Insurance Law § 5106(a) provides, in relevant part, that “[p]ayments of first party benefits and additional first party benefits shall be made as the loss is incurred[,] [s]uch benefits are overdue if not paid within thirty days after the claimant supplies proof of the fact and amount of loss sustained[,] . . . [and] [a]ll overdue payments shall bear interest at the rate of two percent per month” (see Insurance Law § 5106[a]; New York & Presbyt. Hosp. v. Allstate Ins. Co., 30 AD3d 492, 494). Under former 11 NYCRR 65.15(h), which was in effect at the time of the underlying accident in 1999, “[a]ll overdue mandatory and [additional] personal injury protection benefits due an applicant or assignee shall bear interest at a rate of two percent per month, compounded and calculated on a pro rata basis using a 30-day month” (see Matter of Medical Socy. of State of N.Y. v Serio, 100 NY2d 854, 871; Cardinell v Allstate Ins. Co., 302 AD2d 772, 774; Smithtown Gen. Hosp. v State Farm Mut. Auto. Ins. Co., 207 AD2d 338, 339). The regulation was recodified as of April 5, 2002, as 11 NYCRR 65-3.9, so that more recent decisional authorities refer to the recodified number.

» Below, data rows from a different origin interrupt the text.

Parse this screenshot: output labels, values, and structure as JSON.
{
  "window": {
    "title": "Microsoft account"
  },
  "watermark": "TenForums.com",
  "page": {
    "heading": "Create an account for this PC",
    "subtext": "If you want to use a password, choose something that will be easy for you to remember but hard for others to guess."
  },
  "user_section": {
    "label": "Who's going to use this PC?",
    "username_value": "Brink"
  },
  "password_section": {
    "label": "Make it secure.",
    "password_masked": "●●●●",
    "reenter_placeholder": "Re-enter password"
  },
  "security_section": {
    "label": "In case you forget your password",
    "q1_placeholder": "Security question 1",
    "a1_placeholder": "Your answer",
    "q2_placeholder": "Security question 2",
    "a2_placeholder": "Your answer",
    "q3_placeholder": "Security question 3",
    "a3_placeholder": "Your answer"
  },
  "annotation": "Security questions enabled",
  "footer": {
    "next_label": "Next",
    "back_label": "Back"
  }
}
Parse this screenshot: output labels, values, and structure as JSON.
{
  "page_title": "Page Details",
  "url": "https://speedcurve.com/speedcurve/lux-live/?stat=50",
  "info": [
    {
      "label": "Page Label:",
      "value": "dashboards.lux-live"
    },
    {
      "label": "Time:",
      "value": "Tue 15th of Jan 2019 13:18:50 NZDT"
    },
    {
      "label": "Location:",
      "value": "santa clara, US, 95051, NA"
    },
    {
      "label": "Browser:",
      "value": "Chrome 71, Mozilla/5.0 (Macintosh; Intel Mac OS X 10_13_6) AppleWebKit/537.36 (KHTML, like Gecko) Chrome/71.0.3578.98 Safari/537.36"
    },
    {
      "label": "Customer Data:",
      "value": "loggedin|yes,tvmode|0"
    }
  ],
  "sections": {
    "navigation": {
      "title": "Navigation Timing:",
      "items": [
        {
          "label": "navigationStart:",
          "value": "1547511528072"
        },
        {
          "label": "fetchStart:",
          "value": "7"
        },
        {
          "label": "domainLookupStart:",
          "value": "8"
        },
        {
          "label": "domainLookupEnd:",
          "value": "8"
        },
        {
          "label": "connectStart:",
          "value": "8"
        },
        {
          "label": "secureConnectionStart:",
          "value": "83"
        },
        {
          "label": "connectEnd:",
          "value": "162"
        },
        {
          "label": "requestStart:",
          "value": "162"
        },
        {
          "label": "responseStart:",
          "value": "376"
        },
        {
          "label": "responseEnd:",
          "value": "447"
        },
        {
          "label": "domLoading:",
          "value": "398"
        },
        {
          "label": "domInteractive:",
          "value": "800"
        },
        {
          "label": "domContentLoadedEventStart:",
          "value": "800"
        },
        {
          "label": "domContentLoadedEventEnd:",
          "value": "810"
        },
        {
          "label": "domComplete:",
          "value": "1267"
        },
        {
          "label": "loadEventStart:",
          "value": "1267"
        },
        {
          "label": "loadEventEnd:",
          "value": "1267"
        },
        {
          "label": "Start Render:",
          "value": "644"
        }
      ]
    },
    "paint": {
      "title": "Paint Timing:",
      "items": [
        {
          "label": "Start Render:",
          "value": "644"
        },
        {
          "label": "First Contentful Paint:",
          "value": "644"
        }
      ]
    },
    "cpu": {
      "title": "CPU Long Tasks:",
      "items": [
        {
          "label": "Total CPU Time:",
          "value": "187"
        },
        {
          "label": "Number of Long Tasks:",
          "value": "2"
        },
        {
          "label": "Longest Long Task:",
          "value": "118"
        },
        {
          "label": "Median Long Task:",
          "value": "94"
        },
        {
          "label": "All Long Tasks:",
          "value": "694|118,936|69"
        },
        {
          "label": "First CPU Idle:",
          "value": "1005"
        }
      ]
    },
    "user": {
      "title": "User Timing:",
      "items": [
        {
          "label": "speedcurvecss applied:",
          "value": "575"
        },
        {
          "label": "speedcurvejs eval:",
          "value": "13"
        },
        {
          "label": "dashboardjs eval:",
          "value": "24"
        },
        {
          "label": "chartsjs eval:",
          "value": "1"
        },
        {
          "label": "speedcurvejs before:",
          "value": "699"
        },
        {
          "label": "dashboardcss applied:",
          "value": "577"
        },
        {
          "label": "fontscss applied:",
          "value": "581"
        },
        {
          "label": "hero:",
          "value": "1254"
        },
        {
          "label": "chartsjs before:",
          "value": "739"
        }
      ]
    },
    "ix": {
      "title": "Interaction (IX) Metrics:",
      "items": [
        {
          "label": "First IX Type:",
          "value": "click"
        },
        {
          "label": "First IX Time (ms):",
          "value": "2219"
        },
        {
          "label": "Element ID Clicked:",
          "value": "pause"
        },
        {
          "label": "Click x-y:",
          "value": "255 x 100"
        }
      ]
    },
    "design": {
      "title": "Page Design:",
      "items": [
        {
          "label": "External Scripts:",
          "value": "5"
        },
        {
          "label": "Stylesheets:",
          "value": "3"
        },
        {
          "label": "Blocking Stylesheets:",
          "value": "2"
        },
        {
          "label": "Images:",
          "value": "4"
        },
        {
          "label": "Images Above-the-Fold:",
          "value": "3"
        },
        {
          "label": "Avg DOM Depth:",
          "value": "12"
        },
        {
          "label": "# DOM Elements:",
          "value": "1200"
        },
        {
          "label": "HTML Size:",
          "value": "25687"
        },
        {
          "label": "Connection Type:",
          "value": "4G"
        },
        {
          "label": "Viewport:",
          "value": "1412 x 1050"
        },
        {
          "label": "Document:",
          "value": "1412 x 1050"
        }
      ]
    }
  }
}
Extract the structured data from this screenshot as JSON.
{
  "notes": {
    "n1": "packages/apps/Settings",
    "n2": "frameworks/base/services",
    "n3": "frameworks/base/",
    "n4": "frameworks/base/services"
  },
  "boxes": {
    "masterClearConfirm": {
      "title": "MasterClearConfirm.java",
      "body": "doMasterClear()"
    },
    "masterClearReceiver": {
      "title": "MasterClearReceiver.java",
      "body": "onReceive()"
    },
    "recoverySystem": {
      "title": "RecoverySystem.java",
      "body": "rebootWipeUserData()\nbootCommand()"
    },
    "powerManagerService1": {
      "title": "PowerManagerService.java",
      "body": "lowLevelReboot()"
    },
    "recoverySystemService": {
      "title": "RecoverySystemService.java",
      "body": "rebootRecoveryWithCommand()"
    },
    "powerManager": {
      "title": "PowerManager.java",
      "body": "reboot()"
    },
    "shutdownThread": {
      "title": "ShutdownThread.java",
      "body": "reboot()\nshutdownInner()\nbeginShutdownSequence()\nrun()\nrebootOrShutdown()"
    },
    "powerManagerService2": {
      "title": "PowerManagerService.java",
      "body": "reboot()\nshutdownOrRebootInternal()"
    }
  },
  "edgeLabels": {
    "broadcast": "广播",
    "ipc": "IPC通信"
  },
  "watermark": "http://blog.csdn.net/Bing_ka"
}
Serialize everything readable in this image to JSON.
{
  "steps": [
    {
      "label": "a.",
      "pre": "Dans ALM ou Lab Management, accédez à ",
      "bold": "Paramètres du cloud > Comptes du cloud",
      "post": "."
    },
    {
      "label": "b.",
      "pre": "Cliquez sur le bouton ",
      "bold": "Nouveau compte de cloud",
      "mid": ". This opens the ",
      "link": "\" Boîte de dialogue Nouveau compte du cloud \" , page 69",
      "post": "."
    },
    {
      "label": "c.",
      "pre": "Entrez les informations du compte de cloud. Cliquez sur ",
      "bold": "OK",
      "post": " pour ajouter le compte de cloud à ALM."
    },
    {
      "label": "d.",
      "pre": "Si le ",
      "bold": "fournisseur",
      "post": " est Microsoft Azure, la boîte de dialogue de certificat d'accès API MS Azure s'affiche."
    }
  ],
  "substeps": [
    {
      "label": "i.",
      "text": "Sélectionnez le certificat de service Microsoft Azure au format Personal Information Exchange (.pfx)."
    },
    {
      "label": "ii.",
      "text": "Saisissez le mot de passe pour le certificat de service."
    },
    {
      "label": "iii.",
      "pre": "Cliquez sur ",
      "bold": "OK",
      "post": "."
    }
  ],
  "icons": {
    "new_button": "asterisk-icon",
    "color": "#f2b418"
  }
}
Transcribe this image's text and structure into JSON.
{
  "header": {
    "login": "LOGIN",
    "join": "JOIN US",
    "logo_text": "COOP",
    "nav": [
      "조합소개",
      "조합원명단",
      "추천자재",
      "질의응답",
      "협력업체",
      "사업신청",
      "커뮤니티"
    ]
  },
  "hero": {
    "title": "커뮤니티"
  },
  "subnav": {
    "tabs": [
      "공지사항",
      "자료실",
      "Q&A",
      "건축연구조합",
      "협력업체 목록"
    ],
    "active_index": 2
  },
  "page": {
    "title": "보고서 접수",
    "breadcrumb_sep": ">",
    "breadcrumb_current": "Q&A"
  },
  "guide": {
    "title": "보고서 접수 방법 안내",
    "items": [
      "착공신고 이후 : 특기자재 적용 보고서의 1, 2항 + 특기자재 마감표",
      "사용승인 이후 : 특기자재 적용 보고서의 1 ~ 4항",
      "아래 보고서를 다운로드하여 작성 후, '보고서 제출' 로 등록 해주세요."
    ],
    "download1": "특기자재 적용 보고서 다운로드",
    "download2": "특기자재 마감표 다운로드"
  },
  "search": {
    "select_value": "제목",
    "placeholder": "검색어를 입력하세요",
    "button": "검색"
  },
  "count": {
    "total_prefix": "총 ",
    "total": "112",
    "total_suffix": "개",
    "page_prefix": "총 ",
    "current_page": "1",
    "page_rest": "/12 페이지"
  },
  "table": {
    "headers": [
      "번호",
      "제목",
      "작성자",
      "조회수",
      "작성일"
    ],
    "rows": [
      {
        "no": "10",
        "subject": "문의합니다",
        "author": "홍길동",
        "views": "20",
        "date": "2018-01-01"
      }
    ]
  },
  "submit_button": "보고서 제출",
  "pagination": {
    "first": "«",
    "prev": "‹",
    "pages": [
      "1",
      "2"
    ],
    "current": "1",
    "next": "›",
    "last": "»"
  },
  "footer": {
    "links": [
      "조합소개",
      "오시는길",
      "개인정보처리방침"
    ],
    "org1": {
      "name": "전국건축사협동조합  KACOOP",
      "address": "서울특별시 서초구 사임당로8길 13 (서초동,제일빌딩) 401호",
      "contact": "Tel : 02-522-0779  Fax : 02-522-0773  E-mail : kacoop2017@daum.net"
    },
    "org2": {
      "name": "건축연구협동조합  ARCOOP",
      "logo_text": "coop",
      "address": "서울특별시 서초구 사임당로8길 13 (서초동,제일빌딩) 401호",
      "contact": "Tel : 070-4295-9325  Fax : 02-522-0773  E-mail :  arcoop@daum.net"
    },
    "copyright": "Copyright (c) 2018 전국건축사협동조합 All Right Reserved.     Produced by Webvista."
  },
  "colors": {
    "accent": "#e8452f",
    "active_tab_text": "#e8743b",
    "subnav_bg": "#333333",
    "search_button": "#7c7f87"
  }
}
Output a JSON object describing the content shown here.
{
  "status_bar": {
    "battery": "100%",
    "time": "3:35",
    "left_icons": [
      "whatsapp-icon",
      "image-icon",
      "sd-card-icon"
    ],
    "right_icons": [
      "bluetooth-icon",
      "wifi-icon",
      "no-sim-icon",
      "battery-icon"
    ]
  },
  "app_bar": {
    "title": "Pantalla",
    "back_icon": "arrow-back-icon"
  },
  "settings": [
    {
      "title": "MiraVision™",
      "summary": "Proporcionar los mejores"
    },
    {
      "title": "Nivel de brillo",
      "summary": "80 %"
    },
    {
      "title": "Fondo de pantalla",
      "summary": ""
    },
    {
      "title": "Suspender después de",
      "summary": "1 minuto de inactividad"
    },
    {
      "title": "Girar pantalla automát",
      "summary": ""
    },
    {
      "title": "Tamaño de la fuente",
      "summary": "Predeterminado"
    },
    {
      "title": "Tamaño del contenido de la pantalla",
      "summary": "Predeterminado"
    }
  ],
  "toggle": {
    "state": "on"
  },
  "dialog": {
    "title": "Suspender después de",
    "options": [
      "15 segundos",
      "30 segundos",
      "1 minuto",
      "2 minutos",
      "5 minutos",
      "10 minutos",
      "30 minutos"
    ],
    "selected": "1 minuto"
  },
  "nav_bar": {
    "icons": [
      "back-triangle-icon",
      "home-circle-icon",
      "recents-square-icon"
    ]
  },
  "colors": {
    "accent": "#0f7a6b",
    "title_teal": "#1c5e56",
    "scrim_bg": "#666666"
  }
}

The objective of the statute and regulation is to assure the prompt and full payment of economic claims, with the infliction of a monetary sanction or penalty on those insurers which do not comply (see Matter of McKenna v County of Nassau Off. of County Attorney, 61 NY2d 739, 742; East Acupuncture, P.C. v Allstate Ins. Co., 61 AD3d 202, 210; Cardinell v Allstate Ins. Co., 302 AD2d at 774). Insurance Law § 5106(a) and former 11 NYCRR 65.15(h), which were specific directives, supersede the interest provisions contained in CPLR 5004, the more general statute (see Smith v Nationwide Mut. Ins. Co., 211 AD2d 177, 181; Matter of McMillan [Unionamerica Reins. Co.], 70 AD2d 659, 659; Matter of Government Empls. Ins. Co. [Lombino], 57 AD2d 957, 959; Aetna Cas. & Sur. Co. v Whitestone Gen. Hosp., 142 Misc 2d 67, 70 [Sup Ct, New York County]).

Insurance Law § 5106(a) and former 11 NYCRR 65.15(h) directly apply to the dispute and judgment in controversy in this action. Accordingly, the Appellate Term’s advisory opinion in the decision and order dated August 18, 2017, and the decision and order on motion dated December 14, 2017, that the postjudgment interest here was governed by CPLR 5004, was incorrect on the law. To the extent that opinions from the Appellate Term provide otherwise as to the proper rate of interest, they generally should no longer be followed in applicable instances.”

And as was said after Tommy Devito was killed after taking out made man Billy Batts “And that’s that”.